- Holy basil
4. Brain Health Supplements
Mental health concerns are on the rise as COVID-19 increased social isolation and instances of depression. It’s been a difficult year for so many of us. One of the silver linings is that it has helped lessen the stigma of mental health. We’re now more comfortable discussing the struggles and ramifications of a year away from loved ones. (And there was growing evidence of a mental health crisis even before the pandemic.) Grand View Research suggests the global brain health supplement market will reach $13.38 billion by 2028. But is it something you should consider taking?
Brain health supplements can include: B vitamins, omega-3 fatty acids, Huperzine-A, Acetyl-L-carnitine, beet powder, ginseng or Ginkgo Biloba. But will these supplements help your memory of overall brain function. In short, no. Mainly because the current research does not suggest these brain supplements offer any benefit. Will they hurt you? Most likely not. As long as you take them in the recommended doses. But will they help your mind stay sharp? We’re not sure yet. Jut because they are one of the 5 supplements everyone will be taking next year doesn’t mean they will work!
5. Eye Supplements
Eye health is a growing concern as many people are now in constant Zoom conferences, working remotely and always looking at a computer or phone screen. Because of this, eye health supplements are a growing trend. Another growing niche market looking for eye supplements are e-gamers according to Makers Nutrition.

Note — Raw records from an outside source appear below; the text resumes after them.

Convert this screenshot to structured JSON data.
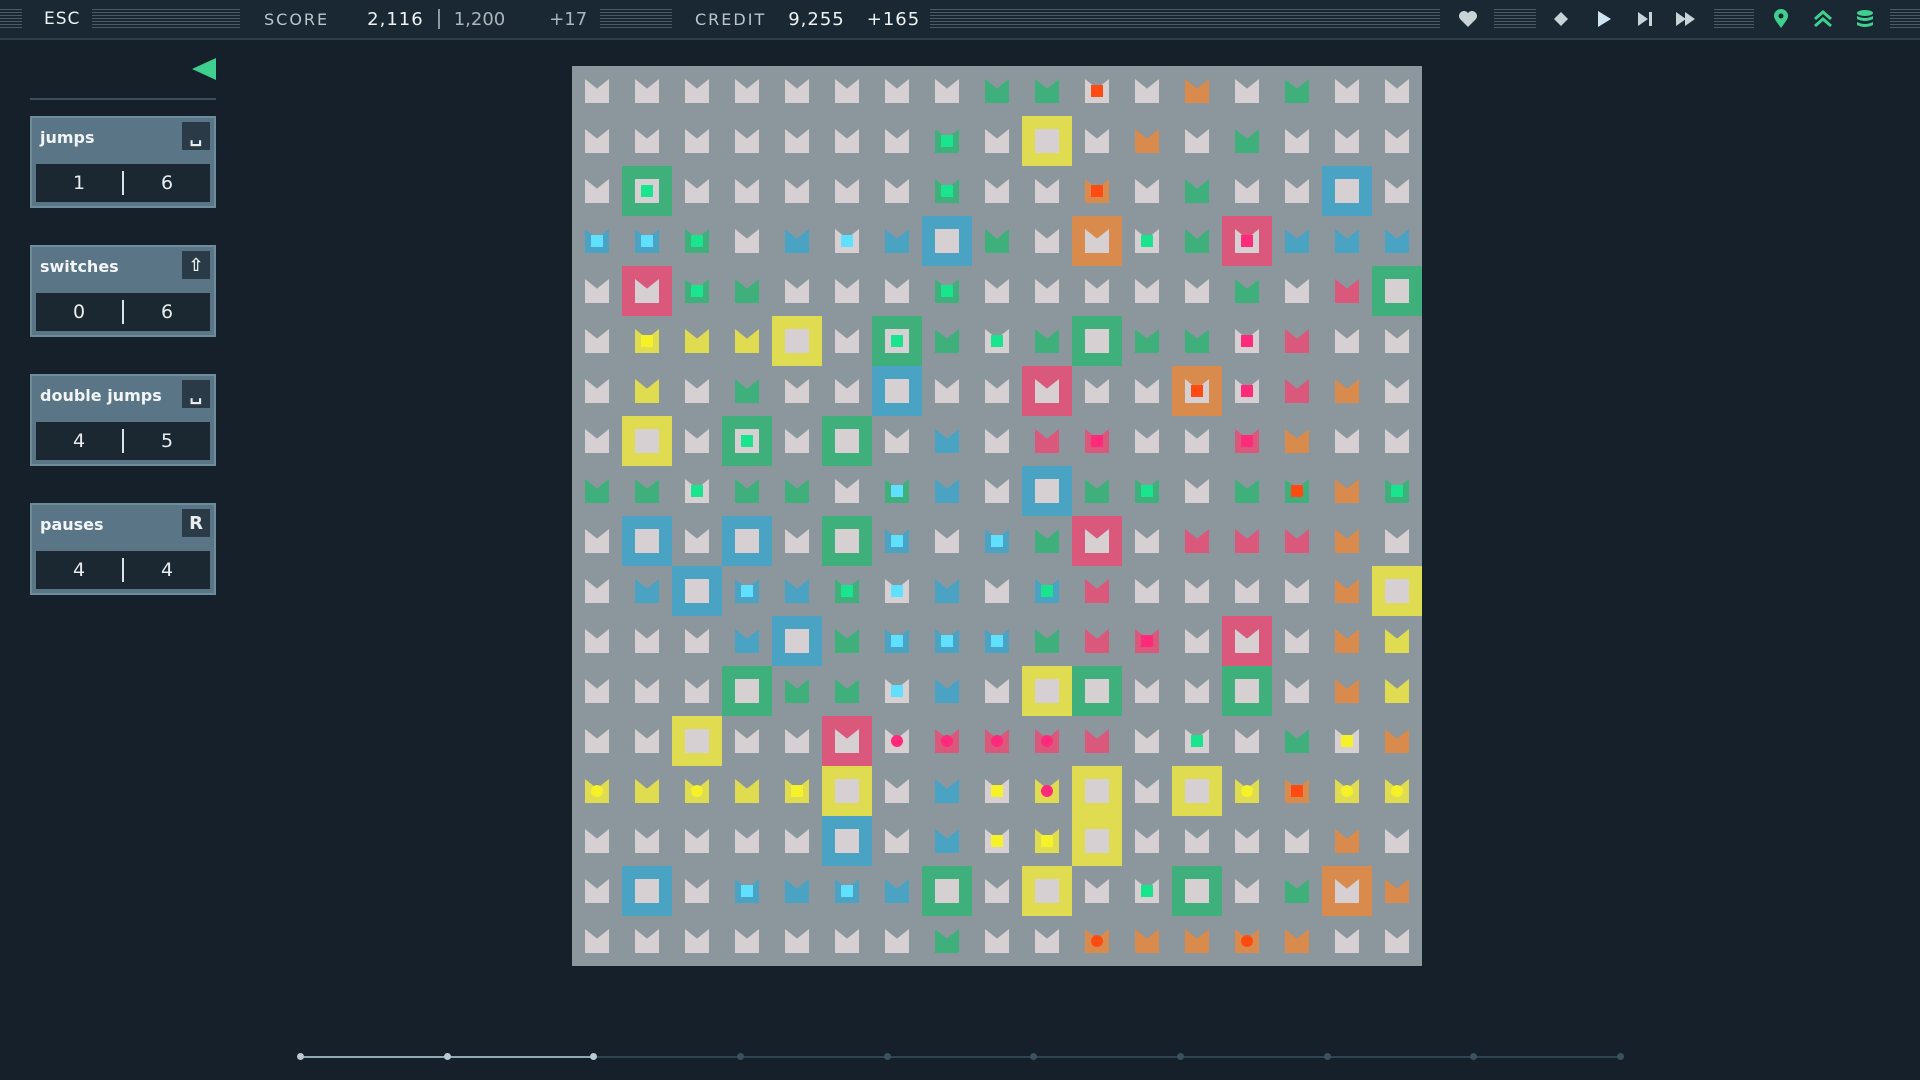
{
  "topbar": {
    "esc_label": "ESC",
    "score_label": "SCORE",
    "score_value": "2,116",
    "score_target": "1,200",
    "score_delta": "+17",
    "credit_label": "CREDIT",
    "credit_value": "9,255",
    "credit_delta": "+165",
    "icons": [
      "heart-icon",
      "diamond-icon",
      "play-icon",
      "step-forward-icon",
      "fast-forward-icon",
      "map-pin-icon",
      "double-chevron-up-icon",
      "database-icon"
    ]
  },
  "side": {
    "cards": [
      {
        "title": "jumps",
        "key": "␣",
        "used": "1",
        "total": "6"
      },
      {
        "title": "switches",
        "key": "⇧",
        "used": "0",
        "total": "6"
      },
      {
        "title": "double jumps",
        "key": "␣",
        "used": "4",
        "total": "5"
      },
      {
        "title": "pauses",
        "key": "R",
        "used": "4",
        "total": "4"
      }
    ]
  },
  "colors": {
    "g": "#3fb07c",
    "b": "#4aa3c3",
    "p": "#d9587c",
    "y": "#e0dc52",
    "o": "#d98a4d",
    "piece_g": "#19e58f",
    "piece_b": "#5fe0ff",
    "piece_p": "#ff2a7a",
    "piece_y": "#f5f22a",
    "piece_o": "#ff4a12"
  },
  "board": {
    "rows": [
      "........gg..o.g....",
      ".......g.Y.o.g.....",
      ".G.....g..o.g..B...",
      "bbg+b.bBg.O.gPbbb..",
      ".Pgg...g.....g.pG..",
      ".yyyY.Gg.gGgg.p....",
      ".y.g..B..P..O.po...",
      ".Y.G.G.b.pp..po....",
      "gg.gg.gb.Bgg.ggogg.",
      ".B.B.Gb.bgP.pppo...",
      ".bBbbg.b.bp....oY..",
      "...bBgbbbgpp.P.oy..",
      "...Ggg.b.YG..G.oy..",
      "..Y..P.pppp...g.oy.",
      "yyyyyY.b.yY.Yyoyyy.",
      ".....B.b.yY....o...",
      ".B.bbbbG.Y..G.gOo..",
      ".......g..ooooo...."
    ],
    "pieces": [
      {
        "r": 0,
        "c": 10,
        "k": "o"
      },
      {
        "r": 1,
        "c": 7,
        "k": "g"
      },
      {
        "r": 2,
        "c": 1,
        "k": "g"
      },
      {
        "r": 2,
        "c": 7,
        "k": "g"
      },
      {
        "r": 2,
        "c": 10,
        "k": "o"
      },
      {
        "r": 3,
        "c": 0,
        "k": "b"
      },
      {
        "r": 3,
        "c": 1,
        "k": "b"
      },
      {
        "r": 3,
        "c": 2,
        "k": "g"
      },
      {
        "r": 3,
        "c": 5,
        "k": "b"
      },
      {
        "r": 3,
        "c": 11,
        "k": "g"
      },
      {
        "r": 3,
        "c": 13,
        "k": "p"
      },
      {
        "r": 4,
        "c": 7,
        "k": "g"
      },
      {
        "r": 4,
        "c": 2,
        "k": "g"
      },
      {
        "r": 5,
        "c": 1,
        "k": "y"
      },
      {
        "r": 5,
        "c": 6,
        "k": "g"
      },
      {
        "r": 5,
        "c": 8,
        "k": "g"
      },
      {
        "r": 5,
        "c": 13,
        "k": "p"
      },
      {
        "r": 6,
        "c": 12,
        "k": "o"
      },
      {
        "r": 6,
        "c": 13,
        "k": "p"
      },
      {
        "r": 7,
        "c": 3,
        "k": "g"
      },
      {
        "r": 7,
        "c": 10,
        "k": "p"
      },
      {
        "r": 7,
        "c": 13,
        "k": "p"
      },
      {
        "r": 8,
        "c": 2,
        "k": "g"
      },
      {
        "r": 8,
        "c": 6,
        "k": "b"
      },
      {
        "r": 8,
        "c": 11,
        "k": "g"
      },
      {
        "r": 8,
        "c": 14,
        "k": "o"
      },
      {
        "r": 8,
        "c": 16,
        "k": "g"
      },
      {
        "r": 9,
        "c": 6,
        "k": "b"
      },
      {
        "r": 9,
        "c": 8,
        "k": "b"
      },
      {
        "r": 10,
        "c": 3,
        "k": "b"
      },
      {
        "r": 10,
        "c": 5,
        "k": "g"
      },
      {
        "r": 10,
        "c": 6,
        "k": "b"
      },
      {
        "r": 10,
        "c": 9,
        "k": "g"
      },
      {
        "r": 11,
        "c": 6,
        "k": "b"
      },
      {
        "r": 11,
        "c": 7,
        "k": "b"
      },
      {
        "r": 11,
        "c": 8,
        "k": "b"
      },
      {
        "r": 11,
        "c": 11,
        "k": "p"
      },
      {
        "r": 12,
        "c": 6,
        "k": "b"
      },
      {
        "r": 13,
        "c": 6,
        "k": "p",
        "round": true
      },
      {
        "r": 13,
        "c": 7,
        "k": "p",
        "round": true
      },
      {
        "r": 13,
        "c": 8,
        "k": "p",
        "round": true
      },
      {
        "r": 13,
        "c": 9,
        "k": "p",
        "round": true
      },
      {
        "r": 13,
        "c": 12,
        "k": "g"
      },
      {
        "r": 13,
        "c": 15,
        "k": "y"
      },
      {
        "r": 14,
        "c": 0,
        "k": "y",
        "round": true
      },
      {
        "r": 14,
        "c": 2,
        "k": "y",
        "round": true
      },
      {
        "r": 14,
        "c": 4,
        "k": "y"
      },
      {
        "r": 14,
        "c": 8,
        "k": "y"
      },
      {
        "r": 14,
        "c": 9,
        "k": "p",
        "round": true
      },
      {
        "r": 14,
        "c": 13,
        "k": "y",
        "round": true
      },
      {
        "r": 14,
        "c": 15,
        "k": "y",
        "round": true
      },
      {
        "r": 14,
        "c": 16,
        "k": "y",
        "round": true
      },
      {
        "r": 14,
        "c": 14,
        "k": "o"
      },
      {
        "r": 15,
        "c": 8,
        "k": "y"
      },
      {
        "r": 15,
        "c": 9,
        "k": "y"
      },
      {
        "r": 16,
        "c": 3,
        "k": "b"
      },
      {
        "r": 16,
        "c": 5,
        "k": "b"
      },
      {
        "r": 16,
        "c": 11,
        "k": "g"
      },
      {
        "r": 17,
        "c": 10,
        "k": "o",
        "round": true
      },
      {
        "r": 17,
        "c": 13,
        "k": "o",
        "round": true
      }
    ]
  },
  "timeline": {
    "steps": 10,
    "done": 3
  }
}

University of Michigan Health suggests more research is needed to determine if eye supplements actually help protect eyes. A specialized blend of vitamin and mineral supplements lowered the risk of worsening of age-related macular degeneration in the Age Related Eye Disease Study (AREDS). However, this benefit was only with people who already had age-related macular degeneration. And researchers claim this supplement will not prevent age related macular degeneration or other eye concerns.

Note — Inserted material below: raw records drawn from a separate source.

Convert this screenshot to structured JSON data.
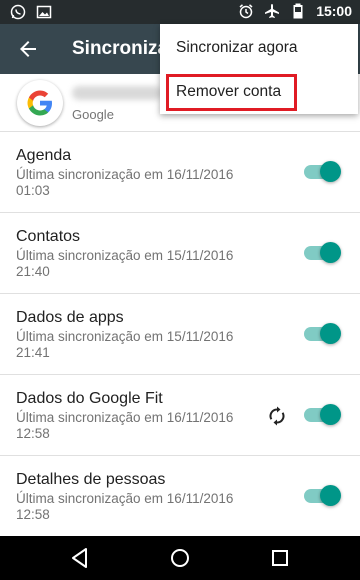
{
  "status_bar": {
    "time": "15:00",
    "left_icons": [
      "whatsapp-icon",
      "image-icon"
    ],
    "right_icons": [
      "alarm-icon",
      "airplane-icon",
      "battery-icon"
    ]
  },
  "toolbar": {
    "title": "Sincronizar"
  },
  "account": {
    "provider": "Google"
  },
  "menu": {
    "items": [
      "Sincronizar agora",
      "Remover conta"
    ],
    "highlight_color": "#e01b24"
  },
  "sync_items": [
    {
      "name": "Agenda",
      "sub": "Última sincronização em 16/11/2016 01:03",
      "enabled": true,
      "syncing": false
    },
    {
      "name": "Contatos",
      "sub": "Última sincronização em 15/11/2016 21:40",
      "enabled": true,
      "syncing": false
    },
    {
      "name": "Dados de apps",
      "sub": "Última sincronização em 15/11/2016 21:41",
      "enabled": true,
      "syncing": false
    },
    {
      "name": "Dados do Google Fit",
      "sub": "Última sincronização em 16/11/2016 12:58",
      "enabled": true,
      "syncing": true
    },
    {
      "name": "Detalhes de pessoas",
      "sub": "Última sincronização em 16/11/2016 12:58",
      "enabled": true,
      "syncing": false
    }
  ],
  "colors": {
    "toolbar": "#37474f",
    "accent": "#009688"
  }
}
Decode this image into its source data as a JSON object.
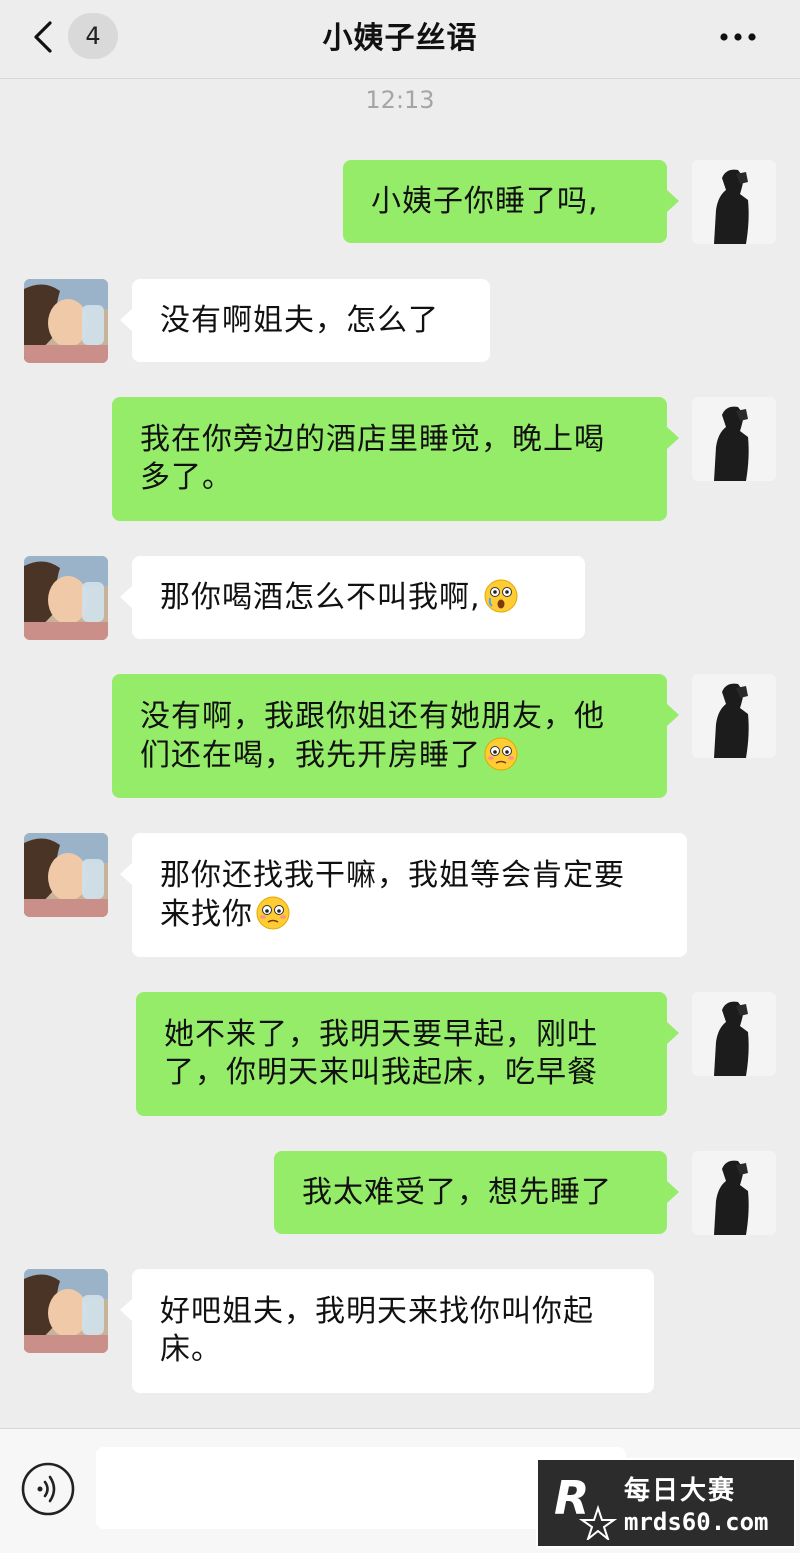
{
  "header": {
    "badge": "4",
    "title": "小姨子丝语"
  },
  "time": "12:13",
  "messages": [
    {
      "side": "right",
      "text": "小姨子你睡了吗,"
    },
    {
      "side": "left",
      "text": "没有啊姐夫，怎么了"
    },
    {
      "side": "right",
      "text": "我在你旁边的酒店里睡觉，晚上喝\n多了。"
    },
    {
      "side": "left",
      "text": "那你喝酒怎么不叫我啊,",
      "emoji": "shocked-emoji"
    },
    {
      "side": "right",
      "text": "没有啊，我跟你姐还有她朋友，他\n们还在喝，我先开房睡了",
      "emoji": "flushed-emoji"
    },
    {
      "side": "left",
      "text": "那你还找我干嘛，我姐等会肯定要\n来找你",
      "emoji": "flushed-emoji"
    },
    {
      "side": "right",
      "text": "她不来了，我明天要早起，刚吐\n了，你明天来叫我起床，吃早餐"
    },
    {
      "side": "right",
      "text": "我太难受了，想先睡了"
    },
    {
      "side": "left",
      "text": "好吧姐夫，我明天来找你叫你起\n床。"
    }
  ],
  "watermark": {
    "logo_letter": "R",
    "line1": "每日大赛",
    "line2": "mrds60.com"
  },
  "colors": {
    "background": "#ededed",
    "bubble_sent": "#95ec69",
    "bubble_received": "#ffffff"
  }
}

Eye supplements can contain the following nutrients:
- Vitamin A
- Vitamin E
- Vitamin C
- Ginkgo Biloba extract
- Omega 3 fatty acids
5 Supplements Everyone Will Be Taking Next Year Recap
COVID-19 has increased and changed the supplements many of us are looking for. As many continue to stay home and work remotely, supplements are easily available to order from the comfort of home. Immune supplements will continue to be a hot trend. But beware of any claims of a supplement preventing or treating COVID-19 or other illnesses. Brain and eye health are a growing concern for many. And these supplements will also be popular next year along with adaptogens to help combat feelings of stress.
Collagen continues to be a popular supplement. More and more collagen-infused foods and drinks added to your grocery aisle.
Consult your healthcare team before taking any supplements. Keep in mind most supplements need more research in terms of impact on health. Supplement purity and quality of ingredients varies greatly from product to product. Do your own research on supplement companies and look for third party verification.
Lastly, remember taking a supplement is not a substitute for a healthy lifestyle that includes eating a healthy diet, exercise and getting adequate sleep.
Holly Klamer MS, RDN is a Registered Dietitian and freelance nutrition and writer. She attended Colorado State University where she received her MS and RD certifications. She specializes in sports nutrition, culinary nutrition, disease management/prevention, and disordered eating. She enjoys traveling, trying new foods, running, and spending time outside.